* **Work instructions**: Output every line below without omitting or altering anything.

* **Entries supplied**:
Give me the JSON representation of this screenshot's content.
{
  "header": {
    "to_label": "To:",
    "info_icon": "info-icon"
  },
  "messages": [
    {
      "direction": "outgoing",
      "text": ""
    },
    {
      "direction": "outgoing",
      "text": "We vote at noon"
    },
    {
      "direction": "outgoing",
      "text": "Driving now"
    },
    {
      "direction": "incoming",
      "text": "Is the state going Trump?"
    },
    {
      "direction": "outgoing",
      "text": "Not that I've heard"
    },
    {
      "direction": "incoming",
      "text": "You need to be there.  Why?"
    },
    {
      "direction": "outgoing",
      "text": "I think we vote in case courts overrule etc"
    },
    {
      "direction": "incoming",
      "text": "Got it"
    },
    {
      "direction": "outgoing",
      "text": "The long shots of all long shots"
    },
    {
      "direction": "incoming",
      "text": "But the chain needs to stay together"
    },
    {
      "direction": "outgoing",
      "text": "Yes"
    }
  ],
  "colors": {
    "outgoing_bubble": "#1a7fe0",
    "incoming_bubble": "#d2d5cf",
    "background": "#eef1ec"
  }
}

* **Answer**:
Give me the JSON representation of this screenshot's content.
{
  "header": {
    "to_label": "To:",
    "info_icon": "info-icon"
  },
  "messages": [
    {
      "direction": "outgoing",
      "text": ""
    },
    {
      "direction": "outgoing",
      "text": "We vote at noon"
    },
    {
      "direction": "outgoing",
      "text": "Driving now"
    },
    {
      "direction": "incoming",
      "text": "Is the state going Trump?"
    },
    {
      "direction": "outgoing",
      "text": "Not that I've heard"
    },
    {
      "direction": "incoming",
      "text": "You need to be there.  Why?"
    },
    {
      "direction": "outgoing",
      "text": "I think we vote in case courts overrule etc"
    },
    {
      "direction": "incoming",
      "text": "Got it"
    },
    {
      "direction": "outgoing",
      "text": "The long shots of all long shots"
    },
    {
      "direction": "incoming",
      "text": "But the chain needs to stay together"
    },
    {
      "direction": "outgoing",
      "text": "Yes"
    }
  ],
  "colors": {
    "outgoing_bubble": "#1a7fe0",
    "incoming_bubble": "#d2d5cf",
    "background": "#eef1ec"
  }
}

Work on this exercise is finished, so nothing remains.